When Mike Ross announced a crime plan Tuesday, his campaign emphasized a portion focusing on domestic violence — increased support for shelters, more investigative money for child abuse and more training of police officers in coping with domestic situations. (See the story in the paper this morning of a Little Rock cop accused of a fist fight with his son over going to church and making his bed?)
The domestic violence focus has brought attention from the widely read Huffington Post, because it fits with its recent story on the slaying of an Arkansas women despite a record of attempts to protect herself from an abusive boyfriend through court proceedings. Ross, the Democratic candidate for governor, said he was motivated by the story about Laura Aceves.

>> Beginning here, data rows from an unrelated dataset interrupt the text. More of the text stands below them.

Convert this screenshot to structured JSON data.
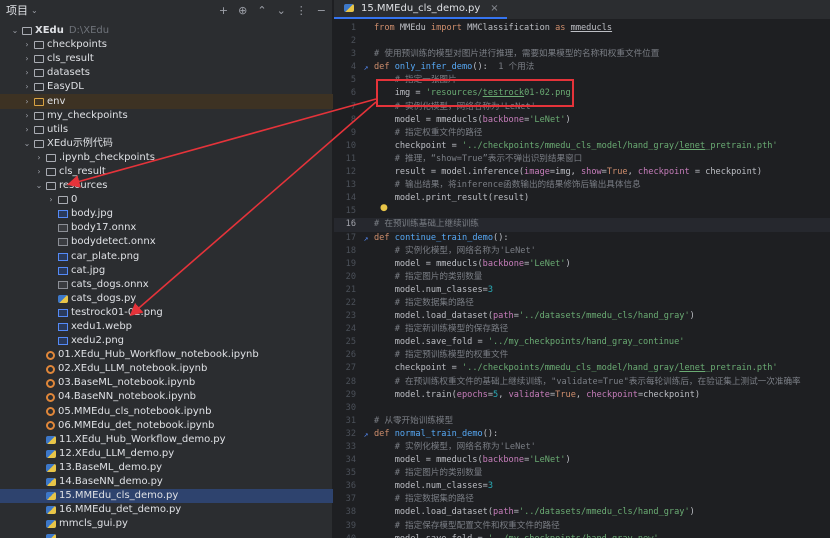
{
  "project": {
    "title": "项目",
    "tree": [
      {
        "name": "XEdu",
        "sub": "D:\\XEdu",
        "depth": 0,
        "type": "folder",
        "chev": "⌄",
        "bold": true
      },
      {
        "name": "checkpoints",
        "depth": 1,
        "type": "folder",
        "chev": "›"
      },
      {
        "name": "cls_result",
        "depth": 1,
        "type": "folder",
        "chev": "›"
      },
      {
        "name": "datasets",
        "depth": 1,
        "type": "folder",
        "chev": "›"
      },
      {
        "name": "EasyDL",
        "depth": 1,
        "type": "folder",
        "chev": "›"
      },
      {
        "name": "env",
        "depth": 1,
        "type": "folder-orange",
        "chev": "›",
        "env": true
      },
      {
        "name": "my_checkpoints",
        "depth": 1,
        "type": "folder",
        "chev": "›"
      },
      {
        "name": "utils",
        "depth": 1,
        "type": "folder",
        "chev": "›"
      },
      {
        "name": "XEdu示例代码",
        "depth": 1,
        "type": "folder",
        "chev": "⌄"
      },
      {
        "name": ".ipynb_checkpoints",
        "depth": 2,
        "type": "folder",
        "chev": "›"
      },
      {
        "name": "cls_result",
        "depth": 2,
        "type": "folder",
        "chev": "›"
      },
      {
        "name": "resources",
        "depth": 2,
        "type": "folder",
        "chev": "⌄"
      },
      {
        "name": "0",
        "depth": 3,
        "type": "folder",
        "chev": "›"
      },
      {
        "name": "body.jpg",
        "depth": 3,
        "type": "img",
        "chev": ""
      },
      {
        "name": "body17.onnx",
        "depth": 3,
        "type": "onnx",
        "chev": ""
      },
      {
        "name": "bodydetect.onnx",
        "depth": 3,
        "type": "onnx",
        "chev": ""
      },
      {
        "name": "car_plate.png",
        "depth": 3,
        "type": "img",
        "chev": ""
      },
      {
        "name": "cat.jpg",
        "depth": 3,
        "type": "img",
        "chev": ""
      },
      {
        "name": "cats_dogs.onnx",
        "depth": 3,
        "type": "onnx",
        "chev": ""
      },
      {
        "name": "cats_dogs.py",
        "depth": 3,
        "type": "py",
        "chev": ""
      },
      {
        "name": "testrock01-02.png",
        "depth": 3,
        "type": "img",
        "chev": ""
      },
      {
        "name": "xedu1.webp",
        "depth": 3,
        "type": "img",
        "chev": ""
      },
      {
        "name": "xedu2.png",
        "depth": 3,
        "type": "img",
        "chev": ""
      },
      {
        "name": "01.XEdu_Hub_Workflow_notebook.ipynb",
        "depth": 2,
        "type": "nb",
        "chev": ""
      },
      {
        "name": "02.XEdu_LLM_notebook.ipynb",
        "depth": 2,
        "type": "nb",
        "chev": ""
      },
      {
        "name": "03.BaseML_notebook.ipynb",
        "depth": 2,
        "type": "nb",
        "chev": ""
      },
      {
        "name": "04.BaseNN_notebook.ipynb",
        "depth": 2,
        "type": "nb",
        "chev": ""
      },
      {
        "name": "05.MMEdu_cls_notebook.ipynb",
        "depth": 2,
        "type": "nb",
        "chev": ""
      },
      {
        "name": "06.MMEdu_det_notebook.ipynb",
        "depth": 2,
        "type": "nb",
        "chev": ""
      },
      {
        "name": "11.XEdu_Hub_Workflow_demo.py",
        "depth": 2,
        "type": "py",
        "chev": ""
      },
      {
        "name": "12.XEdu_LLM_demo.py",
        "depth": 2,
        "type": "py",
        "chev": ""
      },
      {
        "name": "13.BaseML_demo.py",
        "depth": 2,
        "type": "py",
        "chev": ""
      },
      {
        "name": "14.BaseNN_demo.py",
        "depth": 2,
        "type": "py",
        "chev": ""
      },
      {
        "name": "15.MMEdu_cls_demo.py",
        "depth": 2,
        "type": "py",
        "chev": "",
        "selected": true
      },
      {
        "name": "16.MMEdu_det_demo.py",
        "depth": 2,
        "type": "py",
        "chev": ""
      },
      {
        "name": "mmcls_gui.py",
        "depth": 2,
        "type": "py",
        "chev": ""
      },
      {
        "name": "",
        "depth": 2,
        "type": "py",
        "chev": ""
      }
    ]
  },
  "editor": {
    "tab_label": "15.MMEdu_cls_demo.py",
    "tab_close": "×",
    "usage_hint": "1 个用法",
    "lines": [
      {
        "n": "1",
        "mark": "",
        "html": "<span class='kw'>from</span> MMEdu <span class='kw'>import</span> MMClassification <span class='kw'>as</span> <span class='u'>mmeducls</span>"
      },
      {
        "n": "2",
        "mark": "",
        "html": ""
      },
      {
        "n": "3",
        "mark": "",
        "html": "<span class='cm'># 使用预训练的模型对图片进行推理，需要如果模型的名称和权重文件位置</span>"
      },
      {
        "n": "4",
        "mark": "↗",
        "html": "<span class='kw'>def</span> <span class='fn'>only_infer_demo</span>():  <span class='hint' data-name='usage-hint' data-bind='editor.usage_hint' data-interactable='true'></span>"
      },
      {
        "n": "5",
        "mark": "",
        "html": "    <span class='cm'># 指定一张图片</span>"
      },
      {
        "n": "6",
        "mark": "",
        "html": "    img = <span class='str'>'resources/<span class=\"u\">testrock</span>01-02.png'</span>"
      },
      {
        "n": "7",
        "mark": "",
        "html": "    <span class='cm'># 实例化模型，网络名称为'LeNet'</span>"
      },
      {
        "n": "8",
        "mark": "",
        "html": "    model = mmeducls(<span class='prm'>backbone</span>=<span class='str'>'LeNet'</span>)"
      },
      {
        "n": "9",
        "mark": "",
        "html": "    <span class='cm'># 指定权重文件的路径</span>"
      },
      {
        "n": "10",
        "mark": "",
        "html": "    checkpoint = <span class='str'>'../checkpoints/mmedu_cls_model/hand_gray/<span class=\"u\">lenet</span>_pretrain.pth'</span>"
      },
      {
        "n": "11",
        "mark": "",
        "html": "    <span class='cm'># 推理，“show=True”表示不弹出识别结果窗口</span>"
      },
      {
        "n": "12",
        "mark": "",
        "html": "    result = model.inference(<span class='prm'>image</span>=img, <span class='prm'>show</span>=<span class='kw'>True</span>, <span class='prm'>checkpoint</span> = checkpoint)"
      },
      {
        "n": "13",
        "mark": "",
        "html": "    <span class='cm'># 输出结果，将inference函数输出的结果修饰后输出具体信息</span>"
      },
      {
        "n": "14",
        "mark": "",
        "html": "    model.print_result(result)"
      },
      {
        "n": "15",
        "mark": "",
        "html": ""
      },
      {
        "n": "16",
        "mark": "",
        "html": "<span class='cm'># 在预训练基础上继续训练</span>",
        "cur": true
      },
      {
        "n": "17",
        "mark": "↗",
        "html": "<span class='kw'>def</span> <span class='fn'>continue_train_demo</span>():"
      },
      {
        "n": "18",
        "mark": "",
        "html": "    <span class='cm'># 实例化模型，网络名称为'LeNet'</span>"
      },
      {
        "n": "19",
        "mark": "",
        "html": "    model = mmeducls(<span class='prm'>backbone</span>=<span class='str'>'LeNet'</span>)"
      },
      {
        "n": "20",
        "mark": "",
        "html": "    <span class='cm'># 指定图片的类别数量</span>"
      },
      {
        "n": "21",
        "mark": "",
        "html": "    model.num_classes=<span class='num'>3</span>"
      },
      {
        "n": "22",
        "mark": "",
        "html": "    <span class='cm'># 指定数据集的路径</span>"
      },
      {
        "n": "23",
        "mark": "",
        "html": "    model.load_dataset(<span class='prm'>path</span>=<span class='str'>'../datasets/mmedu_cls/hand_gray'</span>)"
      },
      {
        "n": "24",
        "mark": "",
        "html": "    <span class='cm'># 指定新训练模型的保存路径</span>"
      },
      {
        "n": "25",
        "mark": "",
        "html": "    model.save_fold = <span class='str'>'../my_checkpoints/hand_gray_continue'</span>"
      },
      {
        "n": "26",
        "mark": "",
        "html": "    <span class='cm'># 指定预训练模型的权重文件</span>"
      },
      {
        "n": "27",
        "mark": "",
        "html": "    checkpoint = <span class='str'>'../checkpoints/mmedu_cls_model/hand_gray/<span class=\"u\">lenet</span>_pretrain.pth'</span>"
      },
      {
        "n": "28",
        "mark": "",
        "html": "    <span class='cm'># 在预训练权重文件的基础上继续训练，\"validate=True\"表示每轮训练后，在验证集上测试一次准确率</span>"
      },
      {
        "n": "29",
        "mark": "",
        "html": "    model.train(<span class='prm'>epochs</span>=<span class='num'>5</span>, <span class='prm'>validate</span>=<span class='kw'>True</span>, <span class='prm'>checkpoint</span>=checkpoint)"
      },
      {
        "n": "30",
        "mark": "",
        "html": ""
      },
      {
        "n": "31",
        "mark": "",
        "html": "<span class='cm'># 从零开始训练模型</span>"
      },
      {
        "n": "32",
        "mark": "↗",
        "html": "<span class='kw'>def</span> <span class='fn'>normal_train_demo</span>():"
      },
      {
        "n": "33",
        "mark": "",
        "html": "    <span class='cm'># 实例化模型，网络名称为'LeNet'</span>"
      },
      {
        "n": "34",
        "mark": "",
        "html": "    model = mmeducls(<span class='prm'>backbone</span>=<span class='str'>'LeNet'</span>)"
      },
      {
        "n": "35",
        "mark": "",
        "html": "    <span class='cm'># 指定图片的类别数量</span>"
      },
      {
        "n": "36",
        "mark": "",
        "html": "    model.num_classes=<span class='num'>3</span>"
      },
      {
        "n": "37",
        "mark": "",
        "html": "    <span class='cm'># 指定数据集的路径</span>"
      },
      {
        "n": "38",
        "mark": "",
        "html": "    model.load_dataset(<span class='prm'>path</span>=<span class='str'>'../datasets/mmedu_cls/hand_gray'</span>)"
      },
      {
        "n": "39",
        "mark": "",
        "html": "    <span class='cm'># 指定保存模型配置文件和权重文件的路径</span>"
      },
      {
        "n": "40",
        "mark": "",
        "html": "    model.save_fold = <span class='str'>'../my_checkpoints/hand_gray_new'</span>"
      }
    ]
  },
  "annotation_color": "#e5333a"
}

“The state of Arkansas and the system failed victims like Laura and it continues to fail too many women and children,” Ross said. “Domestic violence is a real problem in Arkansas.”

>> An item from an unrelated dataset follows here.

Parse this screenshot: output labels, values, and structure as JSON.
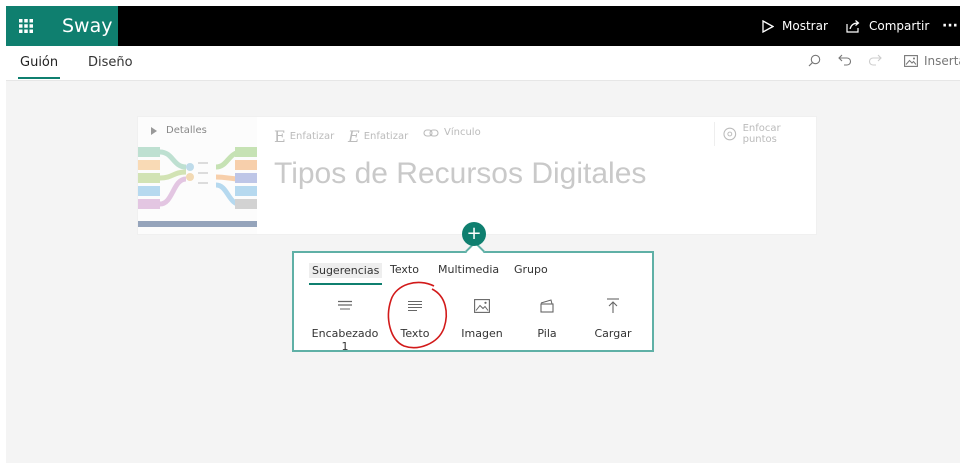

In the last decade, Arkansas has frequently been ranked as one of the 10 worst states when it comes to men killing women, according to annual reports by the Violence Policy Center. The ranking is based on FBI data on incidents in which a sole male offender kills a single female victim, a typical indicator of domestic homicide.
Under Ross’s plan, the state would take new steps to protect and support domestic violence victims.

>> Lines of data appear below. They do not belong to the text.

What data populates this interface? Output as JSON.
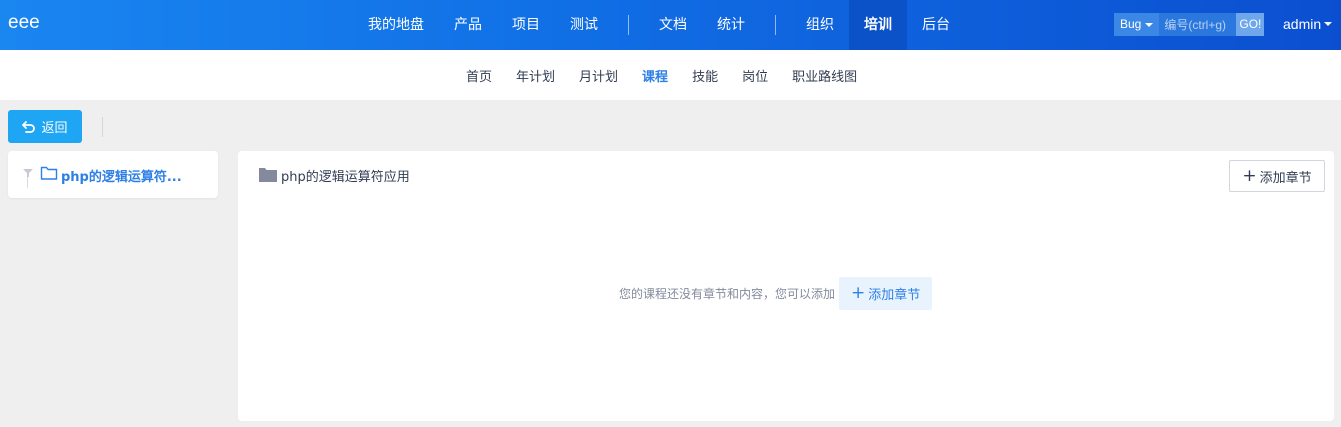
{
  "header": {
    "brand": "eee",
    "nav": [
      {
        "label": "我的地盘",
        "active": false
      },
      {
        "label": "产品",
        "active": false
      },
      {
        "label": "项目",
        "active": false
      },
      {
        "label": "测试",
        "active": false
      },
      {
        "label": "文档",
        "active": false
      },
      {
        "label": "统计",
        "active": false
      },
      {
        "label": "组织",
        "active": false
      },
      {
        "label": "培训",
        "active": true
      },
      {
        "label": "后台",
        "active": false
      }
    ],
    "search": {
      "type": "Bug",
      "placeholder": "编号(ctrl+g)",
      "go_label": "GO!"
    },
    "user": "admin"
  },
  "subnav": {
    "items": [
      {
        "label": "首页",
        "active": false
      },
      {
        "label": "年计划",
        "active": false
      },
      {
        "label": "月计划",
        "active": false
      },
      {
        "label": "课程",
        "active": true
      },
      {
        "label": "技能",
        "active": false
      },
      {
        "label": "岗位",
        "active": false
      },
      {
        "label": "职业路线图",
        "active": false
      }
    ]
  },
  "toolbar": {
    "back_label": "返回"
  },
  "tree": {
    "node_label": "php的逻辑运算符..."
  },
  "content": {
    "title": "php的逻辑运算符应用",
    "add_chapter_label": "添加章节",
    "empty_text": "您的课程还没有章节和内容，您可以添加",
    "empty_add_label": "添加章节"
  },
  "colors": {
    "header_start": "#1a86f0",
    "header_end": "#0b4fd0",
    "accent": "#2e7fe6",
    "back_button": "#1ea5f4"
  },
  "icons": {
    "back": "undo-arrow-icon",
    "tree_toggle": "funnel-icon",
    "tree_folder": "folder-outline-icon",
    "content_folder": "folder-filled-icon",
    "plus": "plus-icon"
  }
}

One key initiative would change the way police respond to domestic violence calls. Under Ross’s plan, Arkansas police would be trained to screen victims for risk level by asking a series of research-based questions. If the victim is determined to be at high risk, police would inform her about the danger she is in, encourage her to seek help and connect her with key resources.
The method, called “lethality assessment,” has shown encouraging progress in reducing homicides across the country.
“Thirty-two states have now implemented some form of lethality assessment,” said Ross. “It’s past time for Arkansas to do the same.”
The article also mentions this idea:
Ross’ plan also includes the creation of a confidential address program to help survivors of sexual assault, rape, stalking or domestic violence keep their location secret from abusers; changing the law so it’s easier for domestic violence survivors to terminate a housing lease without penalty; and directing the state to publish a comprehensive report on domestic violence every two years.
The article notes that Ross is in close race with Republican Asa Hutchinson, trailing 48-44 according to Huffington’s pollster. Hard to figure how advocacy for battered women could hurt.